Now there was a wall between me and the lake. Not so bad, I thought, this gives me a different set of subjects. Quick, before the light fades, take the gold shining through dry leaves and grass. Not spectacular, but an image that I enjoy.

Red-orange bougainvilleas are not the most common, and backlit with the golden light they are made for the camera. I was happy enough with this shot. But the sun had dipped behind the curve of the turning earth. The light would fade from now on.

I was standing behind a retired colonel’s house, looking into his garden. Two dogs voiced their displeasure. I heard the voice of the master quieten them. In the last of the fading gold light I caught the other bougainvillea in his garden.

The fading light is actually ideal for this delicate purple-pink rose. I photographed a bunch which was on the other side of the bush and saw that the slightly better light bleached the colours off them. This is better. I’ve met this variety earlier, but I don’t know what it is called. I wished the colonel would come around and tell me. No luck. He’d probably settled down with his whisky and soda, dogs at this feet, watching the sun set over the lake.

I came to a part of the road next to a deep woods. This is supposed to be a good place for birds. We never managed to come here during our vacation. But right next to the road I saw this white-cheeked bulbul (Pycnonotus leucogenys, aka Himayalan bulbul). The light was still good enough to see its white cheek, but in any case its stylish quiff is almost enough to identify it by. I did manage to record its call too.

The hills are alive with the sound of barbets. And I’m sure they have been for a thousand years. I got a glimpse of a Great barbet (Psilopogon virens) in silhouette. By now the light was so bad that the final identification could only be done by its call. Strangely, although I heard its call all the time for the whole week, I never got a good view of one. At least not good enough for a better photo.

But the day had one more present waiting for me. I was inside the grounds of the hotel now and stopped to try to figure out a strange bird call I’d heard. Could it be a nightjar? When it didn’t call again, I looked at the rapidly darkening lake on my right. Just above me an unlit light-bulb caught the last pink gold light of the day, lensing the forest around it. One last shot before I went in to order a sundowner.

Monsoon is coming

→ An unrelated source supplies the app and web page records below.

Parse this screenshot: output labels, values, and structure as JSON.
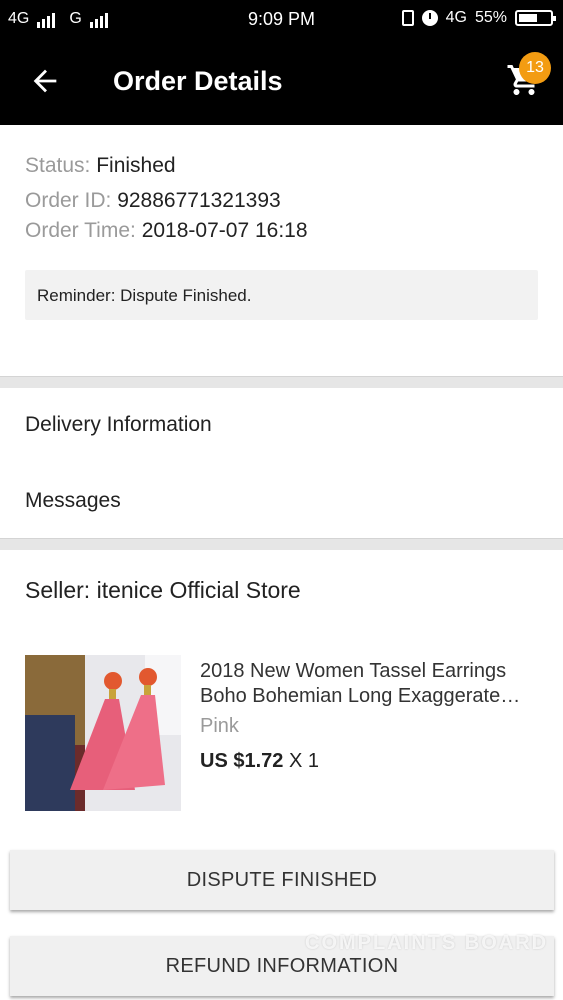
{
  "status_bar": {
    "network1": "4G",
    "network2": "G",
    "time": "9:09 PM",
    "network3": "4G",
    "battery": "55%"
  },
  "app_bar": {
    "title": "Order Details",
    "cart_count": "13"
  },
  "order": {
    "status_label": "Status: ",
    "status_value": "Finished",
    "id_label": "Order ID: ",
    "id_value": "92886771321393",
    "time_label": "Order Time: ",
    "time_value": "2018-07-07 16:18",
    "reminder": "Reminder: Dispute Finished."
  },
  "menu": {
    "delivery": "Delivery Information",
    "messages": "Messages"
  },
  "seller": "Seller: itenice Official Store",
  "product": {
    "title_line1": "2018 New Women Tassel Earrings",
    "title_line2": "Boho Bohemian Long Exaggerate…",
    "variant": "Pink",
    "price": "US $1.72",
    "quantity": "X 1"
  },
  "buttons": {
    "dispute": "DISPUTE FINISHED",
    "refund": "REFUND INFORMATION"
  },
  "watermark": "COMPLAINTS BOARD"
}
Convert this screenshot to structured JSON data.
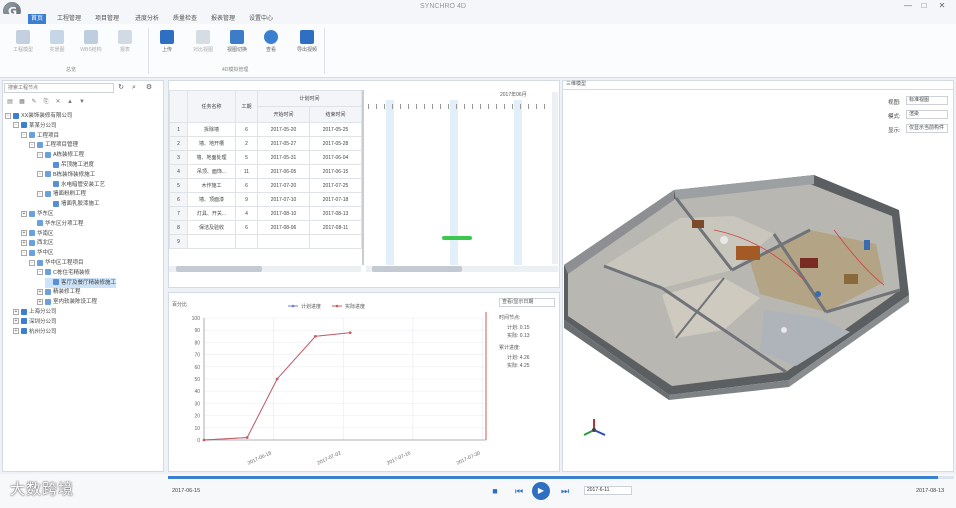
{
  "window": {
    "title": "SYNCHRO 4D"
  },
  "menu_tabs": [
    "首页",
    "工程管理",
    "项目管理",
    "进度分析",
    "质量检查",
    "报表管理",
    "设置中心"
  ],
  "ribbon": {
    "buttons": [
      {
        "label": "工程模型",
        "dim": true
      },
      {
        "label": "实景图",
        "dim": true
      },
      {
        "label": "WBS结构",
        "dim": true
      },
      {
        "label": "报表",
        "dim": true
      },
      {
        "label": "上传",
        "dim": false
      },
      {
        "label": "对比视图",
        "dim": true
      },
      {
        "label": "视图切换",
        "dim": false
      },
      {
        "label": "查看",
        "dim": false
      },
      {
        "label": "导出视频",
        "dim": false
      }
    ],
    "group_labels": [
      "总览",
      "4D模拟管理"
    ]
  },
  "left_panel": {
    "search_placeholder": "搜索工程节点",
    "tree": [
      {
        "level": 0,
        "label": "XX装饰装修有限公司",
        "toggle": "-",
        "sel": false
      },
      {
        "level": 1,
        "label": "某某分公司",
        "toggle": "-",
        "sel": false
      },
      {
        "level": 2,
        "label": "工程项目",
        "toggle": "-",
        "sel": false
      },
      {
        "level": 3,
        "label": "工程项目管理",
        "toggle": "-",
        "sel": false
      },
      {
        "level": 4,
        "label": "A栋装修工程",
        "toggle": "-",
        "sel": false
      },
      {
        "level": 5,
        "label": "吊顶施工进度",
        "toggle": "",
        "sel": false
      },
      {
        "level": 4,
        "label": "B栋装饰装修施工",
        "toggle": "-",
        "sel": false
      },
      {
        "level": 5,
        "label": "水电暗管安装工艺",
        "toggle": "",
        "sel": false
      },
      {
        "level": 4,
        "label": "墙面粉刷工程",
        "toggle": "-",
        "sel": false
      },
      {
        "level": 5,
        "label": "墙面乳胶漆施工",
        "toggle": "",
        "sel": false
      },
      {
        "level": 2,
        "label": "华东区",
        "toggle": "+",
        "sel": false
      },
      {
        "level": 3,
        "label": "华东区分项工程",
        "toggle": "",
        "sel": false
      },
      {
        "level": 2,
        "label": "华南区",
        "toggle": "+",
        "sel": false
      },
      {
        "level": 2,
        "label": "西北区",
        "toggle": "+",
        "sel": false
      },
      {
        "level": 2,
        "label": "华中区",
        "toggle": "-",
        "sel": false
      },
      {
        "level": 3,
        "label": "华中区工程项目",
        "toggle": "-",
        "sel": false
      },
      {
        "level": 4,
        "label": "C栋住宅精装修",
        "toggle": "-",
        "sel": false
      },
      {
        "level": 5,
        "label": "客厅及餐厅精装修施工",
        "toggle": "",
        "sel": true
      },
      {
        "level": 4,
        "label": "精装修工程",
        "toggle": "+",
        "sel": false
      },
      {
        "level": 4,
        "label": "室内软装陈设工程",
        "toggle": "+",
        "sel": false
      },
      {
        "level": 1,
        "label": "上海分公司",
        "toggle": "+",
        "sel": false
      },
      {
        "level": 1,
        "label": "深圳分公司",
        "toggle": "+",
        "sel": false
      },
      {
        "level": 1,
        "label": "杭州分公司",
        "toggle": "+",
        "sel": false
      }
    ]
  },
  "table": {
    "header_group": "计划时间",
    "headers": [
      "",
      "任务名称",
      "工期",
      "开始时间",
      "结束时间"
    ],
    "rows": [
      [
        "1",
        "拆除墙",
        "6",
        "2017-05-20",
        "2017-05-25"
      ],
      [
        "2",
        "墙、地开槽",
        "2",
        "2017-05-27",
        "2017-05-28"
      ],
      [
        "3",
        "墙、地面处理",
        "5",
        "2017-05-31",
        "2017-06-04"
      ],
      [
        "4",
        "吊顶、面饰...",
        "11",
        "2017-06-05",
        "2017-06-15"
      ],
      [
        "5",
        "木作施工",
        "6",
        "2017-07-20",
        "2017-07-25"
      ],
      [
        "6",
        "墙、顶面漆",
        "9",
        "2017-07-10",
        "2017-07-18"
      ],
      [
        "7",
        "灯具、开关...",
        "4",
        "2017-08-10",
        "2017-08-13"
      ],
      [
        "8",
        "保洁及验收",
        "6",
        "2017-08-06",
        "2017-08-11"
      ],
      [
        "9",
        "",
        "",
        "",
        ""
      ]
    ],
    "gantt_title": "2017年06月"
  },
  "chart_data": {
    "type": "line",
    "title": "",
    "y_label": "百分比",
    "x": [
      "2017-06-18",
      "2017-07-02",
      "2017-07-16",
      "2017-07-30"
    ],
    "ylim": [
      0,
      100
    ],
    "y_ticks": [
      "0",
      "10",
      "20",
      "30",
      "40",
      "50",
      "60",
      "70",
      "80",
      "90",
      "100"
    ],
    "legend_position": "top-center",
    "series": [
      {
        "name": "计划进度",
        "color": "#6a7fd8",
        "points": [
          [
            0,
            0
          ],
          [
            0.62,
            2
          ],
          [
            1.05,
            50
          ],
          [
            1.6,
            85
          ],
          [
            2.1,
            88
          ]
        ]
      },
      {
        "name": "实际进度",
        "color": "#d05a5a",
        "points": [
          [
            0,
            0
          ],
          [
            0.62,
            2
          ],
          [
            1.05,
            50
          ],
          [
            1.6,
            85
          ],
          [
            2.1,
            88
          ]
        ]
      }
    ]
  },
  "chart_side": {
    "select_value": "查看/显示日期",
    "plan_label": "时间节点:",
    "plan_values": [
      "计划: 0.15",
      "实际: 0.13"
    ],
    "actual_label": "累计进度:",
    "actual_values": [
      "计划: 4.26",
      "实际: 4.25"
    ]
  },
  "view3d": {
    "tab_label": "三维模型",
    "controls": [
      {
        "label": "视图:",
        "value": "标准视图"
      },
      {
        "label": "模式:",
        "value": "渲染"
      },
      {
        "label": "显示:",
        "value": "仅显示当前构件"
      }
    ]
  },
  "timeline": {
    "start_date": "2017-06-15",
    "end_date": "2017-08-13",
    "progress": 0.98,
    "speed_value": "2017-6-11"
  },
  "watermark": "大数跨境",
  "colors": {
    "accent": "#3a7fd0",
    "gantt_bar": "#3cc84f"
  }
}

The golden hour becomes decidedly more golden just before the monsoon. The science behind this is simple; in such humidity, light is scattered by microscopic droplets of water in the air. When the suspended droplets are roughly of the size of the wavelength of visible light, we get this incredibly golden hour at sunset. Far from the coast of India, these golden hours will last through the monsoon. Unfortunately, here, at the coast, the months of monsoon will be mostly overcast and gloomy. If you are not living around the Indian Ocean and its monsoon, you might still get such incredibly golden light on extremely humid days. Let me know if you do, and also if you have a very humid day when you don’t have this golden light.